■ Exercise directions ■
Search the records below for the word "TOOLS". Copy each line where it occurs.

········

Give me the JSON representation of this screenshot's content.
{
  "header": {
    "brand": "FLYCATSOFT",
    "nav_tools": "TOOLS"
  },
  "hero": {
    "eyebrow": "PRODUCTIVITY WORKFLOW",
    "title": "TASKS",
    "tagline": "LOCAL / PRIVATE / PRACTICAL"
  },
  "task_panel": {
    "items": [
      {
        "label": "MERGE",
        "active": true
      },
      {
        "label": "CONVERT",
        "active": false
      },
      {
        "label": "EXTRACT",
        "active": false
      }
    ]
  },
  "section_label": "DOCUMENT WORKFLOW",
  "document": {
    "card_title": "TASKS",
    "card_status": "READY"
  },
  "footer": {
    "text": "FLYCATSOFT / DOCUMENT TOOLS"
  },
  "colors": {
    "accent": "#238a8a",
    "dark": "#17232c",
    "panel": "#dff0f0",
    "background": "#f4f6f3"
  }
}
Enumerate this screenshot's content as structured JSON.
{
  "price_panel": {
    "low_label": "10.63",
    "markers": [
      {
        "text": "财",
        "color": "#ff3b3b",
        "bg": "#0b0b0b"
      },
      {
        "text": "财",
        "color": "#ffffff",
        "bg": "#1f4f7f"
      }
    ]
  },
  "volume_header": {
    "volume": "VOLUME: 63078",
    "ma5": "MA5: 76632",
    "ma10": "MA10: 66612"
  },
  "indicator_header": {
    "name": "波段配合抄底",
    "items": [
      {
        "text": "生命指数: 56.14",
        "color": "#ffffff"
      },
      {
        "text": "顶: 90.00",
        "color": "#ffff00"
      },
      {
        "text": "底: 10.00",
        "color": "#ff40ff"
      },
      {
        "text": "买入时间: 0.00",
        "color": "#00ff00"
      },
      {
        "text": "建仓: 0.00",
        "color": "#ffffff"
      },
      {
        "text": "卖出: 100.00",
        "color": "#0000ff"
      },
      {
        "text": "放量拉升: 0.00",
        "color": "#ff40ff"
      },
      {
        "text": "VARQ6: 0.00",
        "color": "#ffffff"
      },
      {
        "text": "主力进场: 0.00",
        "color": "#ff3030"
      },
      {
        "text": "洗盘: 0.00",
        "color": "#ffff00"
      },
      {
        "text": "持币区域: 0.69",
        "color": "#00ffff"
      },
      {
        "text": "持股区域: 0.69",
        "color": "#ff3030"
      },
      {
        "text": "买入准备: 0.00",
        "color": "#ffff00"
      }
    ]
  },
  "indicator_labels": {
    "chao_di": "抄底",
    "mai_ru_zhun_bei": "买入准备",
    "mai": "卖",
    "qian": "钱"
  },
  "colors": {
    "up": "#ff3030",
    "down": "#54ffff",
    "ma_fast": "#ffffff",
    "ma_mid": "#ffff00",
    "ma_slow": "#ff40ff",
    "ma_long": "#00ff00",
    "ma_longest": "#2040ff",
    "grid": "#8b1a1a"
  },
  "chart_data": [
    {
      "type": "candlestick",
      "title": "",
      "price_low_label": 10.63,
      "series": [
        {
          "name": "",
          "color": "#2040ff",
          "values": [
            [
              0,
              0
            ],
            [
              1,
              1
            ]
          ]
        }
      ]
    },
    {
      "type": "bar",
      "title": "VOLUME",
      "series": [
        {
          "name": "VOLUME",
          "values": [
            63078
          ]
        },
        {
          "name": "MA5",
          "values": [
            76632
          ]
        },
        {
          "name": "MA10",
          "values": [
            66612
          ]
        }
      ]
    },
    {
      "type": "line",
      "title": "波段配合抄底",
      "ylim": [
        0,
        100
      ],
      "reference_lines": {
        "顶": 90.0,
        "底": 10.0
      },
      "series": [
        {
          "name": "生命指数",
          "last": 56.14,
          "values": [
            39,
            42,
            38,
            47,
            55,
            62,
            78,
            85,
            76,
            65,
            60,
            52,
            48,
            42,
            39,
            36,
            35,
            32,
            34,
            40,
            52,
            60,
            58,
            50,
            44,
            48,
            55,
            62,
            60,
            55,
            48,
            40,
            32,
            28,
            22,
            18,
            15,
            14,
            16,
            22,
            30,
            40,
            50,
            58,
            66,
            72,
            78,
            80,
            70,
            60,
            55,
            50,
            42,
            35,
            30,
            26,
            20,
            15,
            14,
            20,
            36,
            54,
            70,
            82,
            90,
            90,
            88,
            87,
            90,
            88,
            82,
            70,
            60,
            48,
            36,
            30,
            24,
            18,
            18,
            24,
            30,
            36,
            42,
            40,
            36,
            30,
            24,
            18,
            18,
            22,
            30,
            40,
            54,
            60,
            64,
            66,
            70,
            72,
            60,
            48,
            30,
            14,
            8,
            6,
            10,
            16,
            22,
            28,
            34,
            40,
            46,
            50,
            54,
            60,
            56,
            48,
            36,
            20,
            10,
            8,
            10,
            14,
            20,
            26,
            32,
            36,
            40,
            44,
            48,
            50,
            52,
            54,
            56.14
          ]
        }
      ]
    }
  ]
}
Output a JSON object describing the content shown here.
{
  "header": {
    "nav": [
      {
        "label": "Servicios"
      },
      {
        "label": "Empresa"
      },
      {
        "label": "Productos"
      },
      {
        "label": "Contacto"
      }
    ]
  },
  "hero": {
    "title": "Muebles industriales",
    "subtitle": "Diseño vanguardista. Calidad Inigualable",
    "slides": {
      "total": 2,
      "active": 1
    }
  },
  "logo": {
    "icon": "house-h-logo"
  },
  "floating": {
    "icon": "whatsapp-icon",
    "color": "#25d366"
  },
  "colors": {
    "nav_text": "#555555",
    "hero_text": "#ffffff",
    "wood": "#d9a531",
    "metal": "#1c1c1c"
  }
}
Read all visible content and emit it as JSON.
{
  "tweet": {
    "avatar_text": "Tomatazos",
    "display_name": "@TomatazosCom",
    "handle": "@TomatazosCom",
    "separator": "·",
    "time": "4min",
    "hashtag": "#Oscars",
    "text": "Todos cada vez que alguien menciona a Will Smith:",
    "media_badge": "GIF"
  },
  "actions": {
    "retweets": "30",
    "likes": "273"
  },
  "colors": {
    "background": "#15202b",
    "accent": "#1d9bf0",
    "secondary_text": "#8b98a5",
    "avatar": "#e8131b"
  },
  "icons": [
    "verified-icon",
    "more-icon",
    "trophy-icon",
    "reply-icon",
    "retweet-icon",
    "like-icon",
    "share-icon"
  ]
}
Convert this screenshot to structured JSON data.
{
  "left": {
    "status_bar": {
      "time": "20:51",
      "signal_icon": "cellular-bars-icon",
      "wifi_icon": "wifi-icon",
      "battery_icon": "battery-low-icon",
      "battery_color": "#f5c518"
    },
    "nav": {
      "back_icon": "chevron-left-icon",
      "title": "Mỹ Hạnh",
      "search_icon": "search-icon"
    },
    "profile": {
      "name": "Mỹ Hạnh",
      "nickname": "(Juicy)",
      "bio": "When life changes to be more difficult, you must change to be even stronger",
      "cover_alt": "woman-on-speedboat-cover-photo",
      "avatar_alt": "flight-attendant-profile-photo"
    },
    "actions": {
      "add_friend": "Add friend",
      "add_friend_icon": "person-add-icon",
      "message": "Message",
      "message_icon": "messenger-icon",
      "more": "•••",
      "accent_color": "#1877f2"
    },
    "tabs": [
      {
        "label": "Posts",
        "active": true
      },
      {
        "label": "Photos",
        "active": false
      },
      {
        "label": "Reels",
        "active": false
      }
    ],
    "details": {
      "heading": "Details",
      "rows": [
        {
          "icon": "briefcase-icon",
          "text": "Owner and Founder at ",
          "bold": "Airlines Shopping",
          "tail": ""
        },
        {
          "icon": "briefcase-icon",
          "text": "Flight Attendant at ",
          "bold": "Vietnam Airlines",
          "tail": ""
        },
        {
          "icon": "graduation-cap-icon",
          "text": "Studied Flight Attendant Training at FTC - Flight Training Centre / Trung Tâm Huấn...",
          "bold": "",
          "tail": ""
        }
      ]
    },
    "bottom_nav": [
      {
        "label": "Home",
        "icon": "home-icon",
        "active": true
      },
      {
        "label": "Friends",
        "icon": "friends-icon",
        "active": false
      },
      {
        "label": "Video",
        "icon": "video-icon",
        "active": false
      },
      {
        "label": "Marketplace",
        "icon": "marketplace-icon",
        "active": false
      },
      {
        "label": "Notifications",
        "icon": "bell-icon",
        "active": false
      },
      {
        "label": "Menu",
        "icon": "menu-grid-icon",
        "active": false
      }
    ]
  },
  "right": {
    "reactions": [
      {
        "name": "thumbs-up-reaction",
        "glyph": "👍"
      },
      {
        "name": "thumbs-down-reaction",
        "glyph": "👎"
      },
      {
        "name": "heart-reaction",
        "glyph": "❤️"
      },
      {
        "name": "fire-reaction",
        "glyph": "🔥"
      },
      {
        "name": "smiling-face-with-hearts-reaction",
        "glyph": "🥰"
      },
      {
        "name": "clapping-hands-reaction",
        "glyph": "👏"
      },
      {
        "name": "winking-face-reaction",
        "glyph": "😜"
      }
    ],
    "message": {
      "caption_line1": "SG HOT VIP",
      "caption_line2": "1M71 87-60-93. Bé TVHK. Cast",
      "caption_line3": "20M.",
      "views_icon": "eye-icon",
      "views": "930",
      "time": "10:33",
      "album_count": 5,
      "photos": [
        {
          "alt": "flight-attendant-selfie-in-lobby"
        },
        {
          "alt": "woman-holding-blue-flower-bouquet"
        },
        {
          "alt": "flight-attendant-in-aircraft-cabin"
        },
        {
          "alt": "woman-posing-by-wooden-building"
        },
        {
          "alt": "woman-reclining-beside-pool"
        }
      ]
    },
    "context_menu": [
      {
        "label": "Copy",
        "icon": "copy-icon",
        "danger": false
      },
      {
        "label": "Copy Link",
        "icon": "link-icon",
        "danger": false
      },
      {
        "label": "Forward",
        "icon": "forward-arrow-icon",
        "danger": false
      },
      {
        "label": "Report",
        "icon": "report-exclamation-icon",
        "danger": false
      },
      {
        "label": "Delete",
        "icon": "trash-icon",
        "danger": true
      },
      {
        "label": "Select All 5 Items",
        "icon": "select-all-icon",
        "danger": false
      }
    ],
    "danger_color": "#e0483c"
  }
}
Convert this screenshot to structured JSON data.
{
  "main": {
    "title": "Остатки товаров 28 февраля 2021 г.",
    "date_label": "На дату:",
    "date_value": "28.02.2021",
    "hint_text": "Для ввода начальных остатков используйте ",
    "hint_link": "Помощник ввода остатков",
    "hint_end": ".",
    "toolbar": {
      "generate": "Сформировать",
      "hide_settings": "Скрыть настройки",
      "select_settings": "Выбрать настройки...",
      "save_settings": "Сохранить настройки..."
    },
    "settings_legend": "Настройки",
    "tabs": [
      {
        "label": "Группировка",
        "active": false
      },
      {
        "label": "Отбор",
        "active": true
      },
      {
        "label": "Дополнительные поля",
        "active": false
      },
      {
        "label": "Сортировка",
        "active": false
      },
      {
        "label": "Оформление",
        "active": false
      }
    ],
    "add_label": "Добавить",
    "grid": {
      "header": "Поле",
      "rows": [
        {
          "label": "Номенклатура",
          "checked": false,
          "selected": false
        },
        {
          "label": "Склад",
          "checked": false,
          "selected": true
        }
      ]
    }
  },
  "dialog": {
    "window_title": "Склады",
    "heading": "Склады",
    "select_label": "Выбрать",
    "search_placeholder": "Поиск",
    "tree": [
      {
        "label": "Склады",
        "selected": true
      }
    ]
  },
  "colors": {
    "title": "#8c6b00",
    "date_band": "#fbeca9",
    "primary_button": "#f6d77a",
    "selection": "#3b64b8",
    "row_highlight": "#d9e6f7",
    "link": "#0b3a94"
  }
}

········

■ Reply to the exercise ■
    "nav_tools": "TOOLS"
    "text": "FLYCATSOFT / DOCUMENT TOOLS"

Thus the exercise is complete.